I stepped out of a moist 95-degree heat into 65 degrees of dry refrigerated air. A chill shook my body after I closed the door and walked over to the receptionist’s desk. I told her who I was and why I was there and she buzzed Ralph with the news. I was ushered into his office immediately.
Ralph motioned for me to have a seat in one of the chairs facing his desk and offered me the choice of a drink, water or coffee? I declined and he poured a cup of coffee for himself (no booze added, yes!).
“I have been watching you for the last month or so around here,” he said.
I sat there not saying a word. I did not know what to say, or where this conversation was headed. I had no idea that anyone outside of my boss, Doug, and least of all Ralph, was paying attention to what I was doing on the job.
Ralph continued, “You seem to have a lot on the ball, more so than the average laborer. What is your background, why are you doing this?”
I gave him a brief rundown on college, marriage and impending fatherhood.
“You need to have a trade, have you thought about being an electrician? Those guys are the f—king Prima Donnas on any job site, but they have the best work and the best conditions wherever you go. A smart kid like you would enjoy the variety that the electrical trade offers.”
Variety! Ralph hit it on the nose for me when he said the magic word: Variety. I like learning something new on a regular basis. The idea of being in a work environment that was always expanding and venturing into new areas was enticing.

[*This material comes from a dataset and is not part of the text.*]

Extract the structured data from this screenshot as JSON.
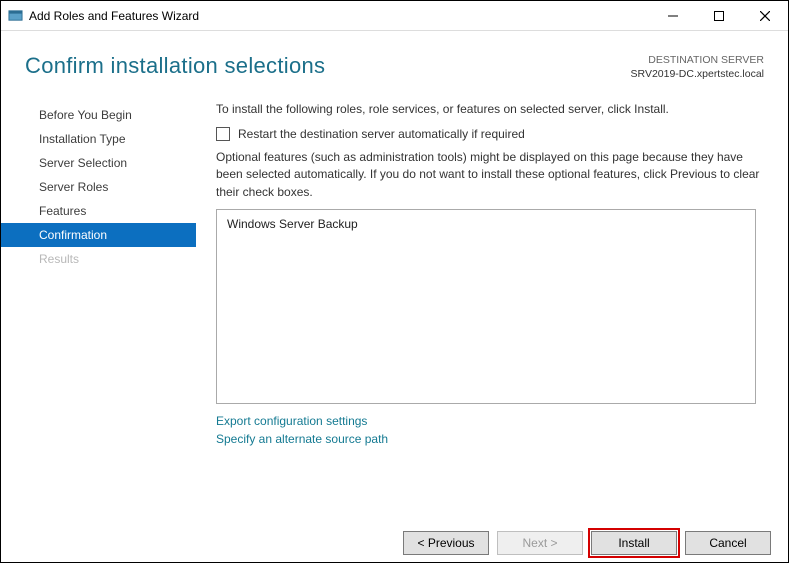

Any doubts that I had about whether getting into the Electrical Trade was the right decision were gone after listening to Ralph for two minutes. I said, “Thank you for your advice, it just so happens that I have actually started the process of applying to the electrician’s apprenticeship program for a spot in the Fall class.”
This was great news to Ralph, “Fantastic, kid. I can put in a word for you. I know the Director and a couple of the members of the Board. I will make a few phone calls on your behalf.”
“No, that’s ok. You don’t have to do that!” I was afraid that his good intentions would taint my application. I wanted to do this on my own.
“Naw, no, really, it would be a pleasure for me to help you out, son. I really want to see you succeed in bettering yourself and providing a comfortable life for this new family of yours.” Ralph’s heart was in the right place, why was I resisting his generous offer of help?
“I really don’t want to put you out, I know that you are a busy man.”
“Never too busy to help a deserving person.”
When would this guy give in? Answer: He wouldn’t—Ralph was from New York City.
“Thanks, Ralph,” I finally got to the point, ”I want to do this on my own. I want to make the grade and be selected for my skills, not because of a favor owed to someone.”
Ralph was undeterred, “Listen up, son, we are all in this together. If I recommend you to someone as a potential electrician it is my ass that is on the line too, do you get me? If you screw up and waste their time and money training you, it is going to reflect badly on my judgment. They are not likely to listen to me the next time I see a hot prospect.”
“I’m sorry, I misunderstood. This is new to me. I am not comfortable accepting help from people.”
“Get used to it, kid. We all need help sometime or other. One day you will get the opportunity to help someone and then you will understand, trust me. I had help getting to where I am today, and this thing we are doing, you and I, this is payback for me—for accepting someone else’s help a long time ago.”
“Thanks, Ralph. I will do my best not to let you down.”
“I believe you, kid. Good luck.”
The Lioness was very supportive of my decision to get into a trade. Bottom line, it was the one shot that we had at getting healthcare and enough money to live on, now and in the future. I had no other prospects and we both knew that I was in a dead-end job. I had advanced as far I could go and for my mental health, and our economic situation, I needed to do something else.
It was time to act.
Fingerprints will continue with Part 11.